Every record here needs to be retyped exactly.

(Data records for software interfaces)
= = = = = = =
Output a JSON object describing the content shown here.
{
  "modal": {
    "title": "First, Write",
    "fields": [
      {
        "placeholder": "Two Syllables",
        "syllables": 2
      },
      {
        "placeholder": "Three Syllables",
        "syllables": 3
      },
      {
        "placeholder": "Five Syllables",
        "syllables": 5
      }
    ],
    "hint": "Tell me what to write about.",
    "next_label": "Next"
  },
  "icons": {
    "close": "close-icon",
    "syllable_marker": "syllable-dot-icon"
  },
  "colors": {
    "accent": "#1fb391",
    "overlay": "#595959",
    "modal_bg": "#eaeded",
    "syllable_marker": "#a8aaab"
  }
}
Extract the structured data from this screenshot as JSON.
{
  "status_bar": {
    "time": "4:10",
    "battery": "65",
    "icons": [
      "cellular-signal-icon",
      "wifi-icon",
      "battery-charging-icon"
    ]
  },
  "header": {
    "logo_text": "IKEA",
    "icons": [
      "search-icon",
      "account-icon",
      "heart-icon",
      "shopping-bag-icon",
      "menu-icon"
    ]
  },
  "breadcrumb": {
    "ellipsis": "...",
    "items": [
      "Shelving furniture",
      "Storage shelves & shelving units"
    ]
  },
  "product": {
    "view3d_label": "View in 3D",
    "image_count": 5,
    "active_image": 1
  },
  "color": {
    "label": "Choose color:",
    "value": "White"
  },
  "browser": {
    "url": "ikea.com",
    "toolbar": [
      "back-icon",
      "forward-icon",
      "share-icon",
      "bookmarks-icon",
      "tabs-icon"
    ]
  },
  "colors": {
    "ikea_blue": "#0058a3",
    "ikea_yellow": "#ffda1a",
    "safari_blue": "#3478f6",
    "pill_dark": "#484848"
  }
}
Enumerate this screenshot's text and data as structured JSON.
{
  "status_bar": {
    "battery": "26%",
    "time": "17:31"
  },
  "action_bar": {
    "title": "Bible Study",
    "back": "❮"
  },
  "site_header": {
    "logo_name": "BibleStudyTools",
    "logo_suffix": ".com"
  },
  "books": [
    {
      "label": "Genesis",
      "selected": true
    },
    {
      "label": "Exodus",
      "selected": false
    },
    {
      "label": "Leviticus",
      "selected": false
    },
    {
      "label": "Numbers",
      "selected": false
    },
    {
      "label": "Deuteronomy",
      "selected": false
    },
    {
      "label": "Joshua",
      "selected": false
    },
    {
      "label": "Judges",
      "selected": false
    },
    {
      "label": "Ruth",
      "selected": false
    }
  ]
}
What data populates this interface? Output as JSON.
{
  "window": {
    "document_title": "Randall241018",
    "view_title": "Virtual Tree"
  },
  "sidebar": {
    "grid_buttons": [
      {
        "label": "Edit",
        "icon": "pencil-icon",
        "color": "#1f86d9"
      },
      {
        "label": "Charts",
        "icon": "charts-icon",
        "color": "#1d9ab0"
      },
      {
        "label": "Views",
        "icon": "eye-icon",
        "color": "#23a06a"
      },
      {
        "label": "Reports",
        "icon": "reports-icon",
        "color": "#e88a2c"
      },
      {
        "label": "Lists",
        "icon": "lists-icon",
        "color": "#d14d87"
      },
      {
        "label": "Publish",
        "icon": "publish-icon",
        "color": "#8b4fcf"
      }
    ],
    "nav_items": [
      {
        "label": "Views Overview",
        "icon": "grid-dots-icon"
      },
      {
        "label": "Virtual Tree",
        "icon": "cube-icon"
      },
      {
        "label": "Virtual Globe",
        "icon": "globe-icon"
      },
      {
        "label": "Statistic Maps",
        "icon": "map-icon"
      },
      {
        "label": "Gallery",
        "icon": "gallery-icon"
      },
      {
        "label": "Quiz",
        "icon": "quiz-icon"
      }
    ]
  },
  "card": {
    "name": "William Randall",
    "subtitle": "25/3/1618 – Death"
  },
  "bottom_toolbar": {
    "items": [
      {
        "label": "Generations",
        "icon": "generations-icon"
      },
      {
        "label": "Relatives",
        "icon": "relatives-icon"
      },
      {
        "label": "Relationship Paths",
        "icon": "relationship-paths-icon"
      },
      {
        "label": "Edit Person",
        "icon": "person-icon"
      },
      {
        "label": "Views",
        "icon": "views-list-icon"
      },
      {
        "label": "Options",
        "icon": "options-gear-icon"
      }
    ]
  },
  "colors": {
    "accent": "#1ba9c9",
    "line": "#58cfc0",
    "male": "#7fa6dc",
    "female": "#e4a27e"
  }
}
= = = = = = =
ANSWER TO THE EXERCISE:
Output a JSON object describing the content shown here.
{
  "modal": {
    "title": "First, Write",
    "fields": [
      {
        "placeholder": "Two Syllables",
        "syllables": 2
      },
      {
        "placeholder": "Three Syllables",
        "syllables": 3
      },
      {
        "placeholder": "Five Syllables",
        "syllables": 5
      }
    ],
    "hint": "Tell me what to write about.",
    "next_label": "Next"
  },
  "icons": {
    "close": "close-icon",
    "syllable_marker": "syllable-dot-icon"
  },
  "colors": {
    "accent": "#1fb391",
    "overlay": "#595959",
    "modal_bg": "#eaeded",
    "syllable_marker": "#a8aaab"
  }
}
Extract the structured data from this screenshot as JSON.
{
  "status_bar": {
    "time": "4:10",
    "battery": "65",
    "icons": [
      "cellular-signal-icon",
      "wifi-icon",
      "battery-charging-icon"
    ]
  },
  "header": {
    "logo_text": "IKEA",
    "icons": [
      "search-icon",
      "account-icon",
      "heart-icon",
      "shopping-bag-icon",
      "menu-icon"
    ]
  },
  "breadcrumb": {
    "ellipsis": "...",
    "items": [
      "Shelving furniture",
      "Storage shelves & shelving units"
    ]
  },
  "product": {
    "view3d_label": "View in 3D",
    "image_count": 5,
    "active_image": 1
  },
  "color": {
    "label": "Choose color:",
    "value": "White"
  },
  "browser": {
    "url": "ikea.com",
    "toolbar": [
      "back-icon",
      "forward-icon",
      "share-icon",
      "bookmarks-icon",
      "tabs-icon"
    ]
  },
  "colors": {
    "ikea_blue": "#0058a3",
    "ikea_yellow": "#ffda1a",
    "safari_blue": "#3478f6",
    "pill_dark": "#484848"
  }
}
Enumerate this screenshot's text and data as structured JSON.
{
  "status_bar": {
    "battery": "26%",
    "time": "17:31"
  },
  "action_bar": {
    "title": "Bible Study",
    "back": "❮"
  },
  "site_header": {
    "logo_name": "BibleStudyTools",
    "logo_suffix": ".com"
  },
  "books": [
    {
      "label": "Genesis",
      "selected": true
    },
    {
      "label": "Exodus",
      "selected": false
    },
    {
      "label": "Leviticus",
      "selected": false
    },
    {
      "label": "Numbers",
      "selected": false
    },
    {
      "label": "Deuteronomy",
      "selected": false
    },
    {
      "label": "Joshua",
      "selected": false
    },
    {
      "label": "Judges",
      "selected": false
    },
    {
      "label": "Ruth",
      "selected": false
    }
  ]
}
What data populates this interface? Output as JSON.
{
  "window": {
    "document_title": "Randall241018",
    "view_title": "Virtual Tree"
  },
  "sidebar": {
    "grid_buttons": [
      {
        "label": "Edit",
        "icon": "pencil-icon",
        "color": "#1f86d9"
      },
      {
        "label": "Charts",
        "icon": "charts-icon",
        "color": "#1d9ab0"
      },
      {
        "label": "Views",
        "icon": "eye-icon",
        "color": "#23a06a"
      },
      {
        "label": "Reports",
        "icon": "reports-icon",
        "color": "#e88a2c"
      },
      {
        "label": "Lists",
        "icon": "lists-icon",
        "color": "#d14d87"
      },
      {
        "label": "Publish",
        "icon": "publish-icon",
        "color": "#8b4fcf"
      }
    ],
    "nav_items": [
      {
        "label": "Views Overview",
        "icon": "grid-dots-icon"
      },
      {
        "label": "Virtual Tree",
        "icon": "cube-icon"
      },
      {
        "label": "Virtual Globe",
        "icon": "globe-icon"
      },
      {
        "label": "Statistic Maps",
        "icon": "map-icon"
      },
      {
        "label": "Gallery",
        "icon": "gallery-icon"
      },
      {
        "label": "Quiz",
        "icon": "quiz-icon"
      }
    ]
  },
  "card": {
    "name": "William Randall",
    "subtitle": "25/3/1618 – Death"
  },
  "bottom_toolbar": {
    "items": [
      {
        "label": "Generations",
        "icon": "generations-icon"
      },
      {
        "label": "Relatives",
        "icon": "relatives-icon"
      },
      {
        "label": "Relationship Paths",
        "icon": "relationship-paths-icon"
      },
      {
        "label": "Edit Person",
        "icon": "person-icon"
      },
      {
        "label": "Views",
        "icon": "views-list-icon"
      },
      {
        "label": "Options",
        "icon": "options-gear-icon"
      }
    ]
  },
  "colors": {
    "accent": "#1ba9c9",
    "line": "#58cfc0",
    "male": "#7fa6dc",
    "female": "#e4a27e"
  }
}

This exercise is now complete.